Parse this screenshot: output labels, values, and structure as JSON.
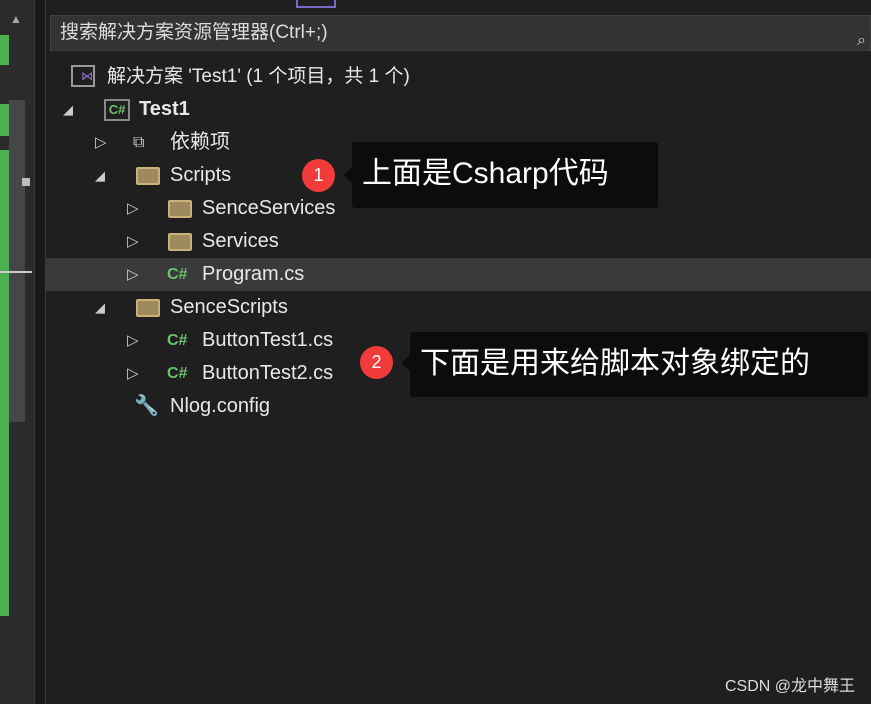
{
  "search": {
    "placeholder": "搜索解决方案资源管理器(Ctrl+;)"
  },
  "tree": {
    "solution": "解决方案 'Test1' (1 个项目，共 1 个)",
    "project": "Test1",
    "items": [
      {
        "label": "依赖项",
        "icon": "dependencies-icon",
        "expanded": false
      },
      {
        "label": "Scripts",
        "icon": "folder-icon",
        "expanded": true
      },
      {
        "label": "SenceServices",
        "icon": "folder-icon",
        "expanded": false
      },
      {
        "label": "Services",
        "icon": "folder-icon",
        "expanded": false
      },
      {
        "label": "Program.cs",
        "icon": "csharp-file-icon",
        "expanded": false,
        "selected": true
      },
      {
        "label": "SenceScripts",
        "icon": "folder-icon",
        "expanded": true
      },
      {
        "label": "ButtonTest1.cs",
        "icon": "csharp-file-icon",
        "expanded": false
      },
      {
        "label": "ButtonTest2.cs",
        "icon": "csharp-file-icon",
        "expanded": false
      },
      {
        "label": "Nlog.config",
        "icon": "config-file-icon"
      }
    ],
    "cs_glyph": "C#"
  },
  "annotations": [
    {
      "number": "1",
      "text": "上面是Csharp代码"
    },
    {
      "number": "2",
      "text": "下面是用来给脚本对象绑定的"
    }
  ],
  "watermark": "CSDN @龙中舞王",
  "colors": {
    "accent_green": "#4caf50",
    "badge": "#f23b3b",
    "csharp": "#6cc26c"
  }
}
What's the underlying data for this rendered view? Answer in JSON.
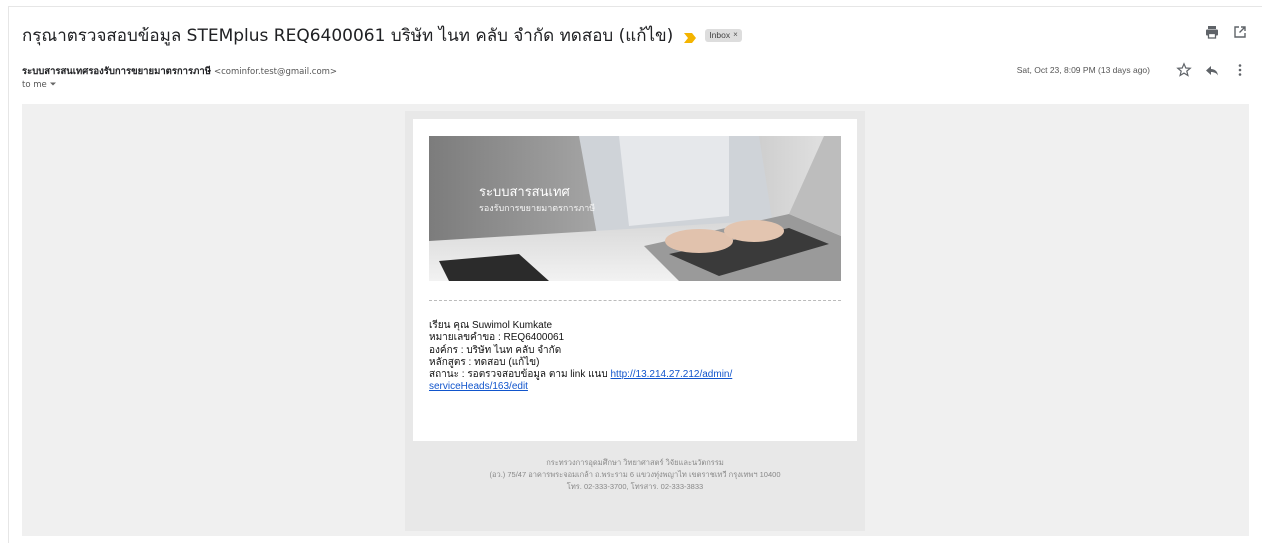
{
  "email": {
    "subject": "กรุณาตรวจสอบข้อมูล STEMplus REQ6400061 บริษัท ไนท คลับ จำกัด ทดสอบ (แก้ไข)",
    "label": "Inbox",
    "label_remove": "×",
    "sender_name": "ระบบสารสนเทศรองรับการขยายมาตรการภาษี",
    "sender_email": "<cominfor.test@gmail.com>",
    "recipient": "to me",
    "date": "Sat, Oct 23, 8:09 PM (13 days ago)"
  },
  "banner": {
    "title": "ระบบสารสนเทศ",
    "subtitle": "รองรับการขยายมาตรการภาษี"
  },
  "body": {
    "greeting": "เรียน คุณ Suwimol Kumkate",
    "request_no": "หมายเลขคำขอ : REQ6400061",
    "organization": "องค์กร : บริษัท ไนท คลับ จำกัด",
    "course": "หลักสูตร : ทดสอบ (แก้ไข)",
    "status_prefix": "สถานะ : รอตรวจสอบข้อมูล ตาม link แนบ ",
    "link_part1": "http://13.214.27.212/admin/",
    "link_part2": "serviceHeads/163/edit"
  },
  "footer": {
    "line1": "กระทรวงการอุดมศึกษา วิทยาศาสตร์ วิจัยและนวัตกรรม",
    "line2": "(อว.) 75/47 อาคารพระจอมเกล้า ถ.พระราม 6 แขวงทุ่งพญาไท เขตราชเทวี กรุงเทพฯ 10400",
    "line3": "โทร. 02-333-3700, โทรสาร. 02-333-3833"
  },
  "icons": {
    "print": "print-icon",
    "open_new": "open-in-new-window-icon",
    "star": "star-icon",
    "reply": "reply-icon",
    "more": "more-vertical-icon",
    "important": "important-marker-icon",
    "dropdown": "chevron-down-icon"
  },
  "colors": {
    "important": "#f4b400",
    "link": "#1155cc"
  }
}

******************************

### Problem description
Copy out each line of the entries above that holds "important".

### Exercise solution
    "important": "important-marker-icon",
    "important": "#f4b400",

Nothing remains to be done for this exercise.